“Once you put everyone in a defined position, you can eliminate that because you’re always working on selling homes,” Hisaw said.
Teams are not new to Memphis, but Hisaw said his team is based on models from larger real estate markets like Phoenix and Orlando where they are more prevalent.
The four spent the last half of 2008 getting organized and in 2009 closed 43 homes. In 2010 that jumped to 102 and in 2011 they reached 138. So far in 2012, they have closed 110, all with average marketing expenses of about $1,000 a week.
A good portion of their transactions have been in short sales, though Hisaw said that percentage is decreasing as the amount of distressed properties on the market decreases.
Currently about 30 percent of transactions have been short sales on the buyer’s side and about 50 percent with sellers.
But in 2008, short sales were low-hanging fruit.

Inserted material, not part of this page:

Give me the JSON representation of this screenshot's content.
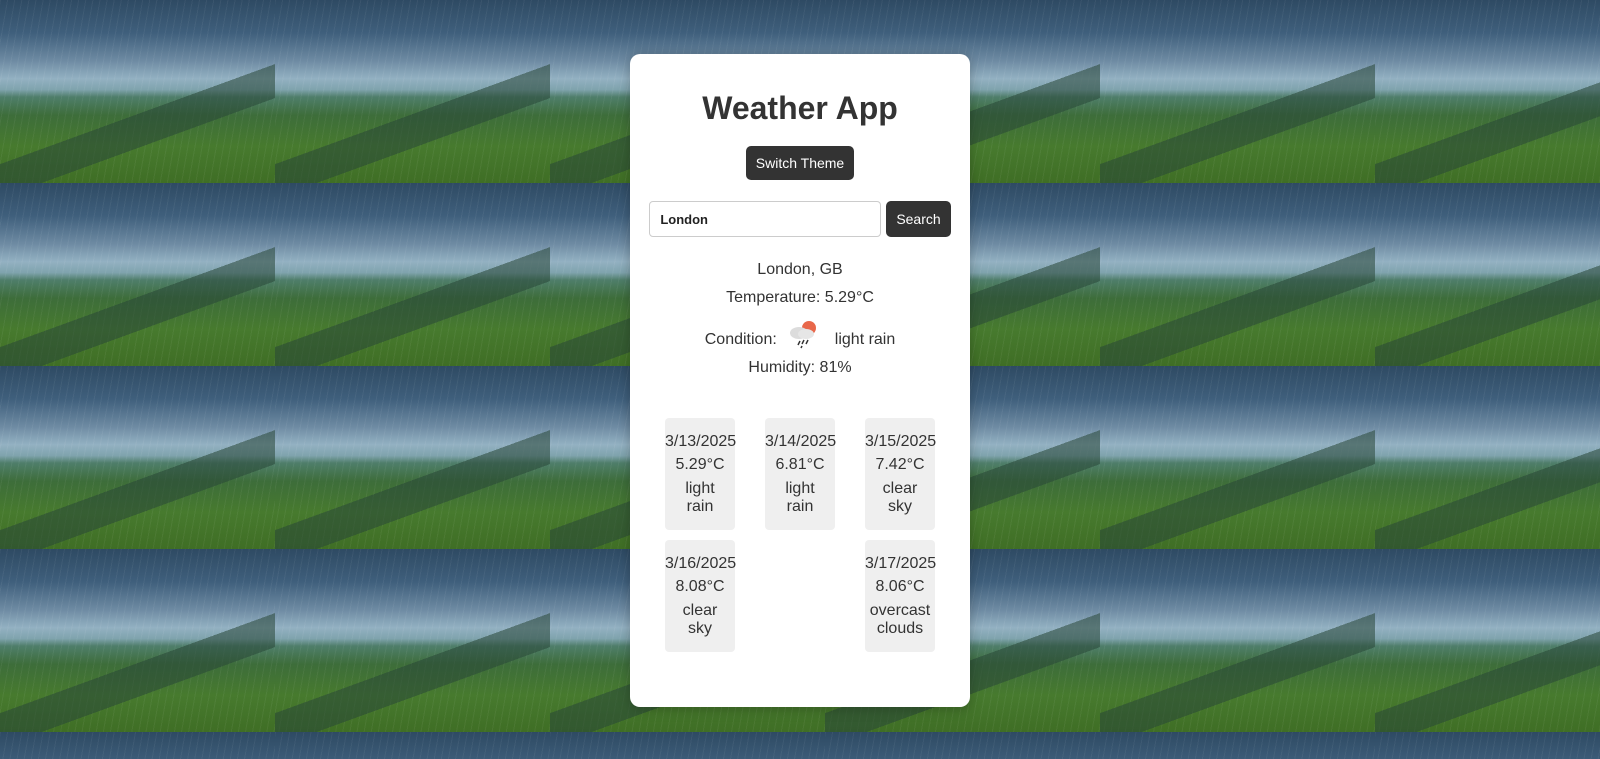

“We learned real quick how to do short sales, that’s what Michael does, and we got heavy into them at the end of 2009,” Hisaw said. “That’s what the market was. Traditional sales weren’t really happening. Since 2009 we’ve done less and less.”
And he expects that to continue. With the last of the subprime mortgages adjusting in 2011, there are fewer homeowners waking up to find they can’t pay their mortgage anymore.
But Hisaw’s optimism goes a step further.
“Believe it or not, it’s been a seller’s market for six to eight months,” Hisaw said. “Inventory is extremely low, which is going to drive upward pressure on price.”
Nonetheless, frank discussions about pricing are part of Hisaw’s process. He said it makes more sense to turn down sellers who believe, perhaps sentimentally, that their homes are worth more than their appraisals suggest.
“When the buyer gets a loan, they’re going to have an appraiser come out,” Hisaw said. “If it appraises for $150,000, they’re not writing a loan for $175,000. It wouldn’t matter what we could sign for the property, the deal is what it’s going to appraise for and let’s get it as close to that as we possibly can.”
On traditional sales, The Hisaw Team guarantees to sell a house within 45 days or they will pay the monthly mortgage notes. So far that has only happened three times.
Many of their sellers have expired contracts with one or more real estate agents and are therefore looking to sell quickly.
Hisaw’s team coauthored a book available on Amazon titled “The New Rise in Real Estate,” which discusses how real estate agents can maximize prices in a market he expects to remain steady for the next few years.
“I think that the market we’re in now is the market that is going to continue for the next three to four years,” Hisaw said. “It’s moving in the right direction, but that doesn’t mean that the prices are going to go back to 2005 levels. In Memphis, prices increase with the rate of inflation somewhere around 3 to 4 percent per year.”